Institution Presentations to Higher Education Appropriations Subcommittee
Several Institutions presented to the Higher Education Appropriation Subcommittee (HEAS) this week:
The University of Utah and Utah State University will be presenting on Monday.
The institutions with capital development projects prioritized by the Board of Regents (SUU, UU, USU), along with SLCC, presented to the Infrastructure and General Government Appropriations Subcommittee.
Legislative Requests for Appropriations
There’s also a growing list of appropriations requests sponsored by legislators involving USHE. The Board of Regents is meeting next Friday, February 14 to learn more about these proposals:
Systems Engineering (UU, WSU)
Educator Administrator Financial Management Certificate Scholarships (SUU)
Rocky Mountain Center for Occupational and Environmental Health (UU)
Area Health Education Centers (UU, WSU, SLCC, SUU)
Rural Dental Recruitment – Experience and Placement (UU)
Legislation of Interest:
HB 45, Veterans Education Amendments by Rep. Paul Ray eliminates inequities institutions face in awarding in-state tuition to only those discharged under Chapters 30 and 33 of the GI bill and eliminates the five-year limit since discharge for in-state tuition eligibility of immediate family members who use GI bill benefits. The bill also allows veterans using the Veterans Tuition Gap Program administered by the Board of Regents to receive funds for fees and books, along with tuition. This item is designed to help spend surplus funds appropriated for the program. The bill received unanimous support in the House and awaits Senate consideration.
HB 103, Utah Promise Scholarship Program Amendments by Rep. Derrin Owens makes technical changes to the Utah Promise Scholarship based on feedback from financial aid directors. This corrects an unintended error in ensuring all other state aid be exhausted before tapping funds appropriated to this program, including waivers. The change puts needed flexibility in the use of waiver, with some controls, before state dollars are tapped under this scholarship. The bill was heard in the House Education Committee on Tuesday, February 4th, and passed with a unanimous favorable recommendation. The bill currently awaits house consideration.
HB 132, Higher Education Student Speech Rights by Rep. Kim Coleman establishes a specific threshold that determines when student-on-student speech becomes harassment as opposed to protected speech. It may put schools in conflict with existing federal guidance and definitions of harassment. The bill is assigned to the House Education Committee.
HB 256, Student Aid Amendments by Rep. Karen Kwan requires the free application of Federal Student Aid to be eligible for certain financial aid for higher education. This modifies the application process, clarifies the qualifications for student financial aid provided by scholarship or through the state, as well as determines where the financial aid may be applied with schools recognized by the USBE, USHE, and UTECH. This bill has been introduced and is being reviewed by the House Rules Committee.

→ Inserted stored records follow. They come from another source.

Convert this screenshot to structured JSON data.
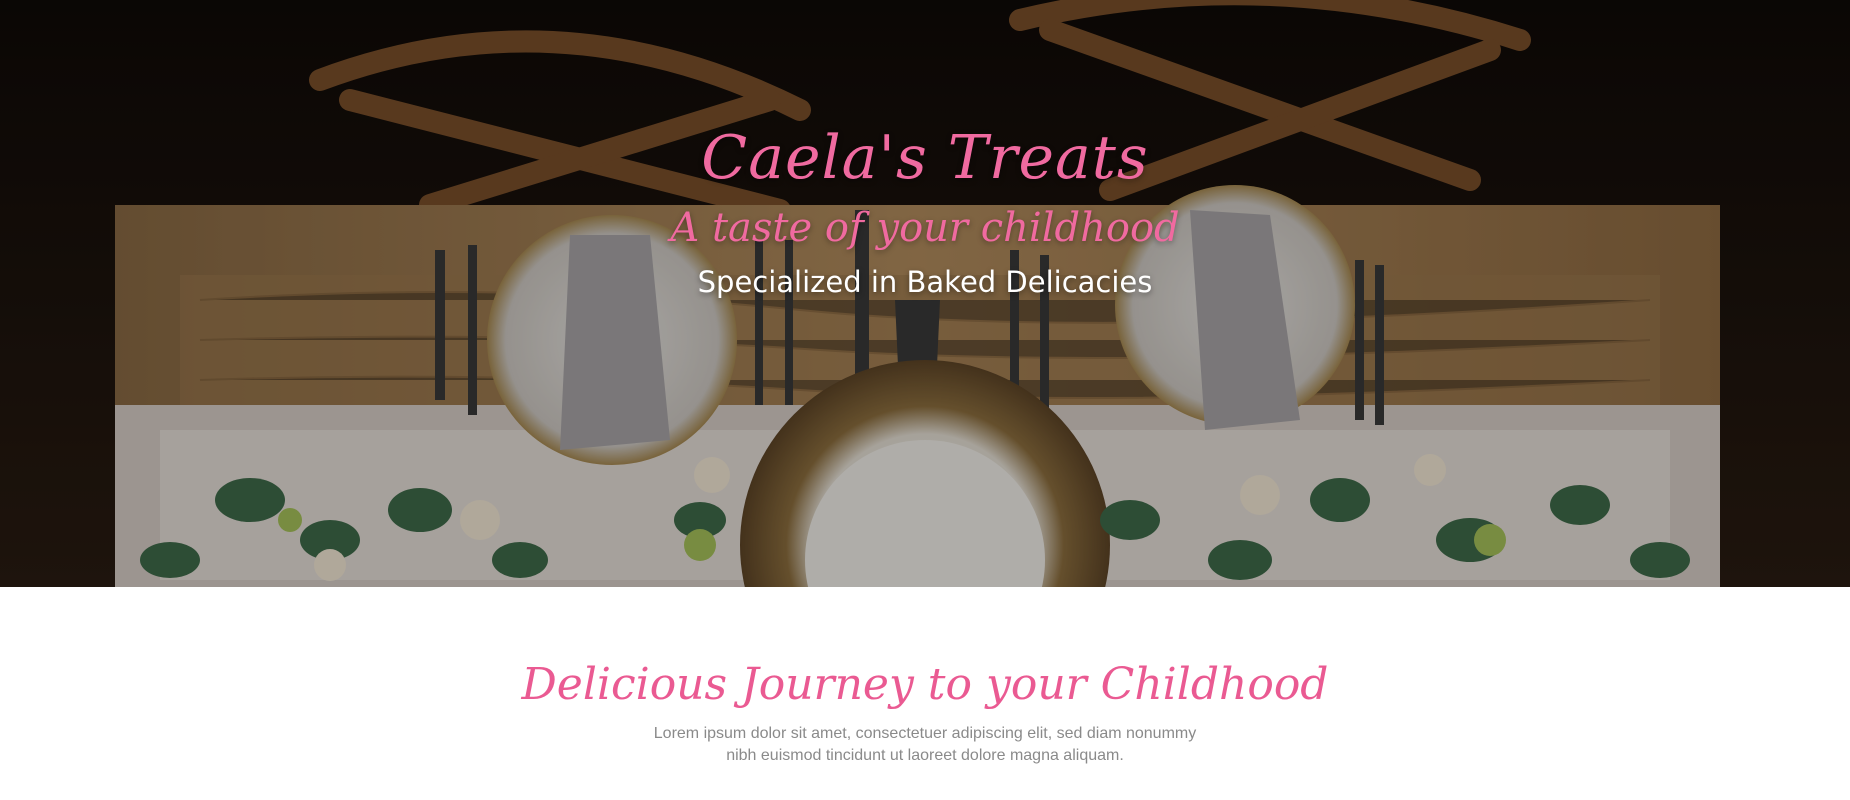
{
  "hero": {
    "title": "Caela's Treats",
    "tagline": "A taste of your childhood",
    "subtitle": "Specialized in Baked Delicacies",
    "background_image": "table-setting-photo"
  },
  "intro": {
    "heading": "Delicious Journey to your Childhood",
    "body": "Lorem ipsum dolor sit amet, consectetuer adipiscing elit, sed diam nonummy nibh euismod tincidunt ut laoreet dolore magna aliquam."
  },
  "colors": {
    "accent_pink": "#f06aa0",
    "heading_pink": "#ea5a92",
    "body_gray": "#8a8a8a"
  }
}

SB 80, Campus Safety Amendments by Sen. Jani Iwamoto requires the Board of Regents to study and make recommendations for providing public safety services on college and university campuses. This includes determining the relationship between public and campus law enforcement, the process of reporting, disciplinary actions and the potential for additional training. The study will take place during the interim and will require the Board of Regents to present a final report of the study with recommendations to the Education Interim Committee and the Law Enforcement and Criminal Justice Interim Committee. This bill was discussed in the Senate Education Committee on Tuesday, February 4th and passed with favorable recommendation, and is now awaiting discussion in the house.
SB 96, Emerging Technology Talent Initiative by Senator Ann Millner creates an initiative that awards proposals submitted to an advisory board under direction of the Board of Regents that expand programs in deep technology (e.g. artificial intelligence, quantum computing, robotics, advanced materials, robotics, secure computing). The bill has been assigned the Senate Education Committee.